#### How to complete this task
Reproduce every entry exactly as given.

### Material provided ###

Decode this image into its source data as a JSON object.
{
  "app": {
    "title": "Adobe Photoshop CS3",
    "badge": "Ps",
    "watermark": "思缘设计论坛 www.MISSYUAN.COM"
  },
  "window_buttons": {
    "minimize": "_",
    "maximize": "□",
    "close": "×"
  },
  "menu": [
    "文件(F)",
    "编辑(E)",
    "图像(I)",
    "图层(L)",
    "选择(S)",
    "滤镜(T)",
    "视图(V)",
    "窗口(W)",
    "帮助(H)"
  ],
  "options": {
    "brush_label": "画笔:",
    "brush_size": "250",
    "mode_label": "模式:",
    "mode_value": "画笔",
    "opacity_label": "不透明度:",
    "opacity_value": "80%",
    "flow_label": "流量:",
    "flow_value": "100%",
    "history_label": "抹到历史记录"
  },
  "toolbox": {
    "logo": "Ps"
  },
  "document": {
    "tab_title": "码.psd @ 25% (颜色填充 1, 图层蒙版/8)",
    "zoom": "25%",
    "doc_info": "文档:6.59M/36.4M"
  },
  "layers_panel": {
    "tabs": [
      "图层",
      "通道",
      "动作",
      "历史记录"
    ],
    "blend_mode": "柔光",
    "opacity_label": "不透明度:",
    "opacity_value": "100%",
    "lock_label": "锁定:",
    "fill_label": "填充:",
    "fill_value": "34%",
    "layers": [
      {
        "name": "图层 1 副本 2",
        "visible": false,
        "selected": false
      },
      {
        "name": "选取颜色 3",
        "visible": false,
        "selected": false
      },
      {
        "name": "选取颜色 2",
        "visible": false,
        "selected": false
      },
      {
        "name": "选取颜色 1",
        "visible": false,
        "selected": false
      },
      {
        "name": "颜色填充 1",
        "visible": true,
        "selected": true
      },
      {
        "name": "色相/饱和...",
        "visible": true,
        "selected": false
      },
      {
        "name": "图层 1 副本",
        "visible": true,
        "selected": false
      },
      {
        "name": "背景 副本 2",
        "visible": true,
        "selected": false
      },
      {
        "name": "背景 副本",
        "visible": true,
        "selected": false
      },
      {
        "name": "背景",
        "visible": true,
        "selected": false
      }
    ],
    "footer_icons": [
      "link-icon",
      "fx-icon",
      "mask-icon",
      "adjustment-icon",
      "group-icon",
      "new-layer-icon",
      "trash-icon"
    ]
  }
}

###

#### Result of this exercise
Decode this image into its source data as a JSON object.
{
  "app": {
    "title": "Adobe Photoshop CS3",
    "badge": "Ps",
    "watermark": "思缘设计论坛 www.MISSYUAN.COM"
  },
  "window_buttons": {
    "minimize": "_",
    "maximize": "□",
    "close": "×"
  },
  "menu": [
    "文件(F)",
    "编辑(E)",
    "图像(I)",
    "图层(L)",
    "选择(S)",
    "滤镜(T)",
    "视图(V)",
    "窗口(W)",
    "帮助(H)"
  ],
  "options": {
    "brush_label": "画笔:",
    "brush_size": "250",
    "mode_label": "模式:",
    "mode_value": "画笔",
    "opacity_label": "不透明度:",
    "opacity_value": "80%",
    "flow_label": "流量:",
    "flow_value": "100%",
    "history_label": "抹到历史记录"
  },
  "toolbox": {
    "logo": "Ps"
  },
  "document": {
    "tab_title": "码.psd @ 25% (颜色填充 1, 图层蒙版/8)",
    "zoom": "25%",
    "doc_info": "文档:6.59M/36.4M"
  },
  "layers_panel": {
    "tabs": [
      "图层",
      "通道",
      "动作",
      "历史记录"
    ],
    "blend_mode": "柔光",
    "opacity_label": "不透明度:",
    "opacity_value": "100%",
    "lock_label": "锁定:",
    "fill_label": "填充:",
    "fill_value": "34%",
    "layers": [
      {
        "name": "图层 1 副本 2",
        "visible": false,
        "selected": false
      },
      {
        "name": "选取颜色 3",
        "visible": false,
        "selected": false
      },
      {
        "name": "选取颜色 2",
        "visible": false,
        "selected": false
      },
      {
        "name": "选取颜色 1",
        "visible": false,
        "selected": false
      },
      {
        "name": "颜色填充 1",
        "visible": true,
        "selected": true
      },
      {
        "name": "色相/饱和...",
        "visible": true,
        "selected": false
      },
      {
        "name": "图层 1 副本",
        "visible": true,
        "selected": false
      },
      {
        "name": "背景 副本 2",
        "visible": true,
        "selected": false
      },
      {
        "name": "背景 副本",
        "visible": true,
        "selected": false
      },
      {
        "name": "背景",
        "visible": true,
        "selected": false
      }
    ],
    "footer_icons": [
      "link-icon",
      "fx-icon",
      "mask-icon",
      "adjustment-icon",
      "group-icon",
      "new-layer-icon",
      "trash-icon"
    ]
  }
}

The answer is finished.